Planetary securitySun's growing brightness a threat to Earth

Published 24 October 2008

The Sun is slowly getting brighter and warmer; in seven billion years it will engulf Earth — but much sooner, in 1.1 billion years, the Sun will grow 11 percent brighter, raising average terrestrial temperatures to around 50 °C, causing oceans to evaporate; the solution: move Earth away from the Sun

Yes, John Maynard Keynes said that “In the long run we are all dead,” but this does not mean that we should not be concerned with the state of the world even when we are no longer around. Here is an issue which gives new meaning to the term “long run”: The Australian writer Robert Jungk (1913-94) wrote an early history of the atomic age, giving it the title Brighter than a Thousand Suns: A Personal History of the Atomic Scientists (1958). The “Brighter” in the title referred to the flash created by an explosion of a hydrogen bombs, but, alas, the Sun itself is getting brighter and warmer, and this poses a problem for Earth. New Scientist’s Jeff Hecht writes that the clock is ticking inexorably toward doomsday even if we do not kill ourselves by poisoning the environment or overheating the planet.

The Sun is slowly getting warmer as it burns the hydrogen in its core. In about five billion years the Sun will begin evolving into a bloated red giant. Scientists calculate that as the Sun’s outer gas shell swell up, it will, seven billion years from now, engulf the Earth. The troubles will begin much sooner: In 1.1 billion years the Sun will grow 11 percent brighter, raising average terrestrial temperatures to around 50 °C (120 °F). This will warm the oceans so much that they will evaporate without boiling, like a pan of water left on a sunny kitchen counter.

What is to be done? Scientists say that we cannot keep the Sun smaller and cooler, but we can increase the distance between Sun and Earth by moving Earth away. Colin McInnes, a mechanical engineer at the University of Strathclyde, says we can do that by using a giant solar sail.
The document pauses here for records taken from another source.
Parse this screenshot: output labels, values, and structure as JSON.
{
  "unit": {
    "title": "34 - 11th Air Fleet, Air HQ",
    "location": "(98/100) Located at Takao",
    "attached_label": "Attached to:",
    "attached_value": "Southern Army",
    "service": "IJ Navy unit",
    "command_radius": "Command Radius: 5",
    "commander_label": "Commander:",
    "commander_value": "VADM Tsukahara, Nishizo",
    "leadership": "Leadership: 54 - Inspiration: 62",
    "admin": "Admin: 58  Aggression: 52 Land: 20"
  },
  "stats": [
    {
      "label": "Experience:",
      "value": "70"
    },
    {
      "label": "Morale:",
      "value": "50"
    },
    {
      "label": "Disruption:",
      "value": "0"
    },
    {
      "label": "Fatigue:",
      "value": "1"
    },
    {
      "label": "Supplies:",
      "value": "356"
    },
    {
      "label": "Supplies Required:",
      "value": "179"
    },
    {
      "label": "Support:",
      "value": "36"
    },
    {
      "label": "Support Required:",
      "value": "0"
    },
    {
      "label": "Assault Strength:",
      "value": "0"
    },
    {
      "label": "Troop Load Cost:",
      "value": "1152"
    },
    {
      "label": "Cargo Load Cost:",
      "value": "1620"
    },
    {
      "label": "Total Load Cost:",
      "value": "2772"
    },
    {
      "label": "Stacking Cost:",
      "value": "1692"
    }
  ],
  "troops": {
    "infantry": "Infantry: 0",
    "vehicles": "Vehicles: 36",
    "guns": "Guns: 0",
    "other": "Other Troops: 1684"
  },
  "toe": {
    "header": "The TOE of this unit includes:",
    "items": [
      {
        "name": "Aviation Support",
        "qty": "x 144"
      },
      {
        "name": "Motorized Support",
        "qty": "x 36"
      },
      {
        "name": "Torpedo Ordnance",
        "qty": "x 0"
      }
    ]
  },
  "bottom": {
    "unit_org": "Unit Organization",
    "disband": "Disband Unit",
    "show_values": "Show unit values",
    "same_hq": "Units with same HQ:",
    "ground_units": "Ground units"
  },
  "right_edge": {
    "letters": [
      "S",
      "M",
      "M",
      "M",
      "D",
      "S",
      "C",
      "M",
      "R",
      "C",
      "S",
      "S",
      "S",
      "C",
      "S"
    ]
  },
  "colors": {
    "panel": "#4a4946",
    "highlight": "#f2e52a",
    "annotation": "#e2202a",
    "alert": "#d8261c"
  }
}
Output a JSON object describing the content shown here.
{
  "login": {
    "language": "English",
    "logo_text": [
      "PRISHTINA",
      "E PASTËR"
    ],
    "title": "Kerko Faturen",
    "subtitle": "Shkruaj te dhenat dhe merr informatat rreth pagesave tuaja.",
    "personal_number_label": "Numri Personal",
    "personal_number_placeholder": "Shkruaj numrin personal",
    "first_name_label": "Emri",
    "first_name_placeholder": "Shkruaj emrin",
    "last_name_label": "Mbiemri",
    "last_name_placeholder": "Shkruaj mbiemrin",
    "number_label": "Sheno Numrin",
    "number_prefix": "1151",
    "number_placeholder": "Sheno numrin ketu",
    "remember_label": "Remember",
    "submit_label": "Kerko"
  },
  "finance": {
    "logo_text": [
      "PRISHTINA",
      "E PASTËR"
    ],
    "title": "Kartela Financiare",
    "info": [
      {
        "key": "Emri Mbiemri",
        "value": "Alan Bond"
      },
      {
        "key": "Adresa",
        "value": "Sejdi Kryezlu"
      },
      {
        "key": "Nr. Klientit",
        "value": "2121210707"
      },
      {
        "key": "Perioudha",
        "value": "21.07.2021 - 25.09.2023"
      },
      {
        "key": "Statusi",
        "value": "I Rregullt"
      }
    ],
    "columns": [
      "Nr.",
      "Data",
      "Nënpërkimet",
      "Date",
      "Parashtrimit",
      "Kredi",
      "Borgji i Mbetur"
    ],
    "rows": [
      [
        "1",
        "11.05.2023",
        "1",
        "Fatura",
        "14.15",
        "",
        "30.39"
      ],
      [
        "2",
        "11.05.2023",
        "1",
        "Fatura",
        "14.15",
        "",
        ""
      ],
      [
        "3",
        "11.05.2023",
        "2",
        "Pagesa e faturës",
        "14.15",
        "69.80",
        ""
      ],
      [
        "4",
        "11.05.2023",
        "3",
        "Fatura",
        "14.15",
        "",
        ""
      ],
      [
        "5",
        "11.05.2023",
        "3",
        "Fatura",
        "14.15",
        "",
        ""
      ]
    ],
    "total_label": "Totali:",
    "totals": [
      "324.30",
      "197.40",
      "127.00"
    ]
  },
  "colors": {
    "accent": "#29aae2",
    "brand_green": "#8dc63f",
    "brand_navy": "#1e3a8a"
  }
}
Solar sails are thin, mirror-like films that are propelled by the weak pressure of the sunlight that falls on them. Hecht writes that McInnes’s idea is to put a free-floating solar sail at a point near the Earth where the pressure of solar radiation essentially balances the Earth’s gravitational pull. His analysis shows that the reflection of sunlight from the sail will pull the Earth outward along with the sail (to use physics terminology: there is a need to increase the Earth’s orbital energy and accelerating the center of mass of the system outward, away from the Sun).